1895  The Kiel Canal was officially opened.

1898   The United States captured Guam from Spain.

1905 Jean-Paul Sartre, French philosopher and writer, Nobel Prize  laureate, was born (d. 1980).

1912  Mary McCarthy, American writer, was born  (d. 1989).

1912 – Vishnu Prabhakar, Indian author and playwright, was born (d. 2009).

1914 – William Vickrey, Canadian-American economist and academic, Nobel Prize laureate, was born (d. 1996).

1915  The U.S. Supreme Court handed down its decision in Guinn v. United States 238 US 347 1915, striking down an Oklahoma law denying the right to vote to some citizens.

1918 – Josephine Webb, American engineer, was born.

1919  The Royal Canadian Mounted Police fired a volley into a crowd of unemployed war veterans, killing two, during the Winnipeg General Strike.

1919   Admiral Ludwig von Reuter scuttled the German fleet in Scapa Flow, Orkney. The nine sailors killed were the last casualties of World War I.
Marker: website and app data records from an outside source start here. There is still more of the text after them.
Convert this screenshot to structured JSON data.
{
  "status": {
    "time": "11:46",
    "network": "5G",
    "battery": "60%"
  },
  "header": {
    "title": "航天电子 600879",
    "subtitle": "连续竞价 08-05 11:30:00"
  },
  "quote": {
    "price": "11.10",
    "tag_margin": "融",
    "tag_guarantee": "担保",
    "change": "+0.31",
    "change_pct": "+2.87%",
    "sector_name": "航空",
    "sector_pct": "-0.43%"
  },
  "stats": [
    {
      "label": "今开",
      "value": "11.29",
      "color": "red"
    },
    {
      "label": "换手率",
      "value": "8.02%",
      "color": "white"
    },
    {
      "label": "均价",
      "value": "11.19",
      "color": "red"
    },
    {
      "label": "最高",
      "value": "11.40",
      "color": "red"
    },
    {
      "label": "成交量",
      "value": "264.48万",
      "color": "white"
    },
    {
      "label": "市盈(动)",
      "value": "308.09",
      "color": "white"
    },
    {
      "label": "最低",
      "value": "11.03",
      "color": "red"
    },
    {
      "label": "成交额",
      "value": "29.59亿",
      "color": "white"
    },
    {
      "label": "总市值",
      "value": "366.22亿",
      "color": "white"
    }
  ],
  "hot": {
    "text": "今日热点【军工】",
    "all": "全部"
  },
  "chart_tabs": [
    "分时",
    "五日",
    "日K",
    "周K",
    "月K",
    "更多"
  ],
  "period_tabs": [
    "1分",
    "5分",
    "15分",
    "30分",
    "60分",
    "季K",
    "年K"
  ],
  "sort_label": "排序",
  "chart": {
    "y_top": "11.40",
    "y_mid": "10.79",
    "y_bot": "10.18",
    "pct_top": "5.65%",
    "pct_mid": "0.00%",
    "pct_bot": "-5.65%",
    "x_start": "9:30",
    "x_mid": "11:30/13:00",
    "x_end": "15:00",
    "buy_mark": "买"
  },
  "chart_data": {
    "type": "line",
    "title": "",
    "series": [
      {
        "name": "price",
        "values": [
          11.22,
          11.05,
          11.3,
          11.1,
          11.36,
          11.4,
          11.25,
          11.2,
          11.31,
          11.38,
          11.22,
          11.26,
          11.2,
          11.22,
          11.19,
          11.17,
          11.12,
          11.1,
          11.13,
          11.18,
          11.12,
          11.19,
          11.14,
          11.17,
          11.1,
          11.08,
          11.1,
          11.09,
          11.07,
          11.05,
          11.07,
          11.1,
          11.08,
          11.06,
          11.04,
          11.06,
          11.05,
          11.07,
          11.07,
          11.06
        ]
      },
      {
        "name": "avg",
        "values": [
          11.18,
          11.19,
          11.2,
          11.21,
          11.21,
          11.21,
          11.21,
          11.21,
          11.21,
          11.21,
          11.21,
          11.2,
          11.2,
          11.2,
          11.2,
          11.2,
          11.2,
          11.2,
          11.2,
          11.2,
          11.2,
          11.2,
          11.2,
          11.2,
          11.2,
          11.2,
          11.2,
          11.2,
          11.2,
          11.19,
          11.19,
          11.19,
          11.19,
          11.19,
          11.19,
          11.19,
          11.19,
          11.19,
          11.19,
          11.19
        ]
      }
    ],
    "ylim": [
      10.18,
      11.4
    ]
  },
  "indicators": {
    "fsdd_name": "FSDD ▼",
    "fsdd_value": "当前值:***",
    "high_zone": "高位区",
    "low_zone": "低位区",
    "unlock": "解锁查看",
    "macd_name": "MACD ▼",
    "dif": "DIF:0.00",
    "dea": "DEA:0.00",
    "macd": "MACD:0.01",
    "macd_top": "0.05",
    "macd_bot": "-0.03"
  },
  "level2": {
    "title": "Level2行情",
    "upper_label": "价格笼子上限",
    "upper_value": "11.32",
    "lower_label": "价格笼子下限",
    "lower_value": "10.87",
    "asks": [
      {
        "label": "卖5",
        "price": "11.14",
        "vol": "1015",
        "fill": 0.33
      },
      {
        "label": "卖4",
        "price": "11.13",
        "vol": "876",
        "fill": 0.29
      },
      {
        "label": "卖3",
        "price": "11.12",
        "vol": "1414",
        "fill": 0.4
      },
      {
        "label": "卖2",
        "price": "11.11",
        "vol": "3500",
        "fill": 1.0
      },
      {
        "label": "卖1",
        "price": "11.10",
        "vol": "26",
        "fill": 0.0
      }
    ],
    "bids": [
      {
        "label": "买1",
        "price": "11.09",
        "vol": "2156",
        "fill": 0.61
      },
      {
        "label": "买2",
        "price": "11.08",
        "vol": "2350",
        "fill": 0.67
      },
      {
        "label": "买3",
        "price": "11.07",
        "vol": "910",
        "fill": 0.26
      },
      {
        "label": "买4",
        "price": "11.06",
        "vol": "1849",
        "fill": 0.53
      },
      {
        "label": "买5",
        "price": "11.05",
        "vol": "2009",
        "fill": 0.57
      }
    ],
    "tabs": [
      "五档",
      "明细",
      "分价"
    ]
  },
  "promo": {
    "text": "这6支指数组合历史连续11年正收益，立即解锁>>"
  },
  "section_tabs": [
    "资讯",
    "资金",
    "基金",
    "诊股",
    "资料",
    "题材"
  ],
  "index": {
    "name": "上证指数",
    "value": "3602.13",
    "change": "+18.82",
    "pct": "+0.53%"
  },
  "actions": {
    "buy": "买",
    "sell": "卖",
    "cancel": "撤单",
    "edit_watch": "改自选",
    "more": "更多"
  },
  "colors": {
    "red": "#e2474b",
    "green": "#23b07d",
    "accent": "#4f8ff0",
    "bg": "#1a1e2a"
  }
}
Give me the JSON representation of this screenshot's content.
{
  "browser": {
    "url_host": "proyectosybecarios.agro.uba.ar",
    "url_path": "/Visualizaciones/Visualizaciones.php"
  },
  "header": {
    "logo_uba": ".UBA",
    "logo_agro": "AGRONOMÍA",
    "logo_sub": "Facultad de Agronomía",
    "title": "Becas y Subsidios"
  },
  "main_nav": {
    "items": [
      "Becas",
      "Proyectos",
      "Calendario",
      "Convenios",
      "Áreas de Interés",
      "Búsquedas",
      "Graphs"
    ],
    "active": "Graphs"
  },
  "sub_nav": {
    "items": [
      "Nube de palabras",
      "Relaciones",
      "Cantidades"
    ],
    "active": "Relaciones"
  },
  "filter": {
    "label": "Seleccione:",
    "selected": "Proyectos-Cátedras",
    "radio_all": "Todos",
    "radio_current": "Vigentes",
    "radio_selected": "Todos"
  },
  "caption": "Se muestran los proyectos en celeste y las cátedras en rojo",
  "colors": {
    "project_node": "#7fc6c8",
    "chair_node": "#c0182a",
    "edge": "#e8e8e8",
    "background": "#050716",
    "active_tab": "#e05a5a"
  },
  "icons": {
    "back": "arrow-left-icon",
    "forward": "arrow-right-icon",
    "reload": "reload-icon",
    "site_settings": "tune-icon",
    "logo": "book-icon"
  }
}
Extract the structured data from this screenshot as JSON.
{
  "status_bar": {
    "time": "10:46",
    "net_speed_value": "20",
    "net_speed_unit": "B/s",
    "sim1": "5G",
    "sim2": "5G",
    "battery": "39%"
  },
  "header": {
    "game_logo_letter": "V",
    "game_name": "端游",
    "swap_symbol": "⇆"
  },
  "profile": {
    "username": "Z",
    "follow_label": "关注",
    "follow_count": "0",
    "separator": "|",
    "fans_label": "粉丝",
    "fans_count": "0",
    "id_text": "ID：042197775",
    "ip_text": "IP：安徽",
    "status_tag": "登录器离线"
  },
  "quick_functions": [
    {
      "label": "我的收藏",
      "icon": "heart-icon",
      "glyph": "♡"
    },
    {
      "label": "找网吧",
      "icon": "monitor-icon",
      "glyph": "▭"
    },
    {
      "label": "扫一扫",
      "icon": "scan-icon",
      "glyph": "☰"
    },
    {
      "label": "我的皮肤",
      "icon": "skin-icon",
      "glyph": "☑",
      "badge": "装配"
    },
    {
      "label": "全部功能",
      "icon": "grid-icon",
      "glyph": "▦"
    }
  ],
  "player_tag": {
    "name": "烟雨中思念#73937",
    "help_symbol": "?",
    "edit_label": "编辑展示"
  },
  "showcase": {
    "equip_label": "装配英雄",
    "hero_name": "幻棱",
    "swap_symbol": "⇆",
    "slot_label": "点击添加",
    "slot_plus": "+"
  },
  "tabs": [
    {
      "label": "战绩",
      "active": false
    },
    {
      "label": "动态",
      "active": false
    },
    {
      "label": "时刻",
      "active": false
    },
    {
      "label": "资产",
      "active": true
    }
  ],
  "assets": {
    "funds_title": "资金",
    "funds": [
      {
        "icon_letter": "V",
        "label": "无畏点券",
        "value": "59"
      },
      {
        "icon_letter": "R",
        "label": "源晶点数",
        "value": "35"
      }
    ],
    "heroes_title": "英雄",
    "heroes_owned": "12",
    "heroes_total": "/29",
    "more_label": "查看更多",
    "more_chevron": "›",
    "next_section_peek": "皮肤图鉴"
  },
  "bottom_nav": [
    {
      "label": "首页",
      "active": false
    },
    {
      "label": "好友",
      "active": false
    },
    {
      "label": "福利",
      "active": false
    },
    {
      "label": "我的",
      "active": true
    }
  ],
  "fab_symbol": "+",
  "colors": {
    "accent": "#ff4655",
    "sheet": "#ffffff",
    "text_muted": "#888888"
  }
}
1921  Judy Holliday, American actress, was born  (d. 1965)

1921  Jane Russell, American actress, was born.

1925 – Giovanni Spadolini, Italian journalist and politician, 45th Prime Minister of Italy, was born (d. 1994).

1940  The first successful west-to-east navigation of Northwest Passagebegan at Vancouver, British Columbia

1942   World War II: Tobruk fell to Italian and German forces.

1942  World War II: A Japanese submarine surfaced near the Columbia River in Oregon, firing 17 shells at nearby Fort Stevens in one of only a handful of attacks by the Japanese against the United States mainland.

1944 Ray Davies, English musician (The Kinks), was born.

1945  World War II: The Battle of Okinawa ended.

1947  Joey Molland, English musician (Badfinger), was born.

1948 Ian McEwan, English writer, was born.

1948  Columbia Records introduced the long-playing record album in a public demonstration at the Waldorf-Astoria Hotel.

1952 – Jeremy Coney, New Zealand-English cricketer and sportscaster, was born.

1952  Philippine School of Commerce, through a republic act, was converted to Philippine College of Commerce; later to be the Polytechnic University of the Philippines.

1957  Ellen Louks Fairclough was sworn in as Canada’s first woman Cabinet Minister.

1964 The Beatles landed in New Zealand.

The Beatles land in NZ

1964  Three civil rights workers, Andrew GoodmanJames ChaneyandMickey Schwerner, were murdered in Neshoba County, Mississippi,, by members of the Ku Klux Klan?

1972 – Irene van Dyk, South African-New Zealand netball player, was born.

1973   In handing down the decision in Miller v. California 413 US 15, the Supreme Court of the United States established the Miller Test, which now governs obscenity in U.S. law.

1982 Prince William of Wales, British prince and heir, was born.

1982 John Hinckley was found not guilty by reason of insanity for the attempted assassination of U.S. President Ronald Reagan.

2000   Section 28 (outlawing the ‘promotion’ of homosexuality in the United Kingdom) was repealed in Scotland with a 99 to 17 vote.

2001  A federal grand jury in Alexandria, Virginia, indicted 13 Saudis and a Lebanese in the 1996 bombing of the Khobar Towers in Saudi Arabia that killed 19 American servicemen.

2004   SpaceShipOne became the first privately funded spaceplane to achieve spaceflight.

2006   Pluto’s newly discovered moons were officially named Nix & Hydra.

2009 – Greenland assumed self-rule.

2012 – A boat carrying more than 200 refugees capsised in the Indian Ocean between Java and Christmas Island, killing 17 people and leaving 70 other missing,

2013  – A suicide bomber killed 15 and injured 20 in a Shi’ite mosque in the northwestern Pakistani city of Peshawar.

Sourced from NZ History Online & Wikipedia


%d bloggers like this: